Don’t ask students to give you medical information If you do want to ask a child a question, ask them whether they have had a medical condition and how they are doing.

This can help them to understand the importance that they are placing on the doctor’s advice.

Don and Chuka, two sixth formers from Oxfordshire, were taught by a primary school in South Wales.

They were given a prescription for a painkiller called ibuprofen, which they used in the morning and at night.

“I was worried about getting the drug and I had to ask them about it and the way it would affect me,” said Chuka.

“It was just a big thing for us.”

Chuka said he was unsure whether the teacher knew what ibuproten was, but he did not object when they asked what he was going to do if he did have a problem.

“They were very helpful, they told us what to expect, and gave us the information.

It was nice to have something we could use and not worry about,” he said.

Teaching standards agency TSA has said the information should be provided to students as soon as possible after the prescription has been filled.

However, students should still be given the option to check if they are having a problem with ibuprolfen before asking a question.

Teachers should not ask students if they have a doctor Note-taking is not the same as asking a student if they need a doctor to help with their medication.

If you are asking a child to do something without their consent, that could be considered as child abuse.

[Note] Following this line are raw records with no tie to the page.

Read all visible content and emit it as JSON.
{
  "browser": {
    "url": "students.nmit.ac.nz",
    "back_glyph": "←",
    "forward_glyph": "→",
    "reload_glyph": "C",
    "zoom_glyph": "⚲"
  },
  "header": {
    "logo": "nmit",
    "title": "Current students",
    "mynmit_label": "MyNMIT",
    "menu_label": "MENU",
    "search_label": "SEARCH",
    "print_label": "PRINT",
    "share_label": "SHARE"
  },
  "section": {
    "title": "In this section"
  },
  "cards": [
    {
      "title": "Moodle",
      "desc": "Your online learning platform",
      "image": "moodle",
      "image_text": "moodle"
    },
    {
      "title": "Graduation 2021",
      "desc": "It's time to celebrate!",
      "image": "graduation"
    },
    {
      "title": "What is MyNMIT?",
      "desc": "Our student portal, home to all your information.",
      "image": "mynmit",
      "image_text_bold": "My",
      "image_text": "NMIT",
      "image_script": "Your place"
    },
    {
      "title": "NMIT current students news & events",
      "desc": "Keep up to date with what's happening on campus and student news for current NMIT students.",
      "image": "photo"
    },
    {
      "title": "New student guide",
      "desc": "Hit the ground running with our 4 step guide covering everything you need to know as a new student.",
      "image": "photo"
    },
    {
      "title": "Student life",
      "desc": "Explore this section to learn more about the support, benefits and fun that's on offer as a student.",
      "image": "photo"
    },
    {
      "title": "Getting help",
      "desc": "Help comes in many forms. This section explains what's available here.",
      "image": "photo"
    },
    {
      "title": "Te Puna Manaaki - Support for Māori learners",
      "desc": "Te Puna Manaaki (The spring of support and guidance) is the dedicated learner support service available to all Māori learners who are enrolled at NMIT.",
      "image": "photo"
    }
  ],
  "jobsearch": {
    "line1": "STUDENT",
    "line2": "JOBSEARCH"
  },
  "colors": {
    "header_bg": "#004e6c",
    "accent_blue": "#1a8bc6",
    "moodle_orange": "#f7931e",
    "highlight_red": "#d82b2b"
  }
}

“Children are not adults and there’s no way that the school could give them a prescription, they could be told that they need to consult a doctor,” said Teresa Hirst, Head of Teaching and Development at TSA.

The British Medical Association has said there is no legal right to ask students about a medication’s effect on their health.

“Teachers should ask children about any health issues they may be having and they should not be asked about the effects of drugs or medical devices, such as a drug called ibamprofen,” said a spokesperson.

In most cases, parents can give their children information about the effect of medication on their child.

But if you are having difficulty understanding what the teacher is asking or if you think you might not have the information to give, you can also call a parent to ask the teacher a question or to give your child the prescription.

“The best way to give an answer is by giving a parent or teacher the opportunity to do so,” said Ms Hirst.

Parents should also ask the student about what the medication does to them, and to tell them how they can get a second opinion.

“Parents should also get in touch with the NHS to find the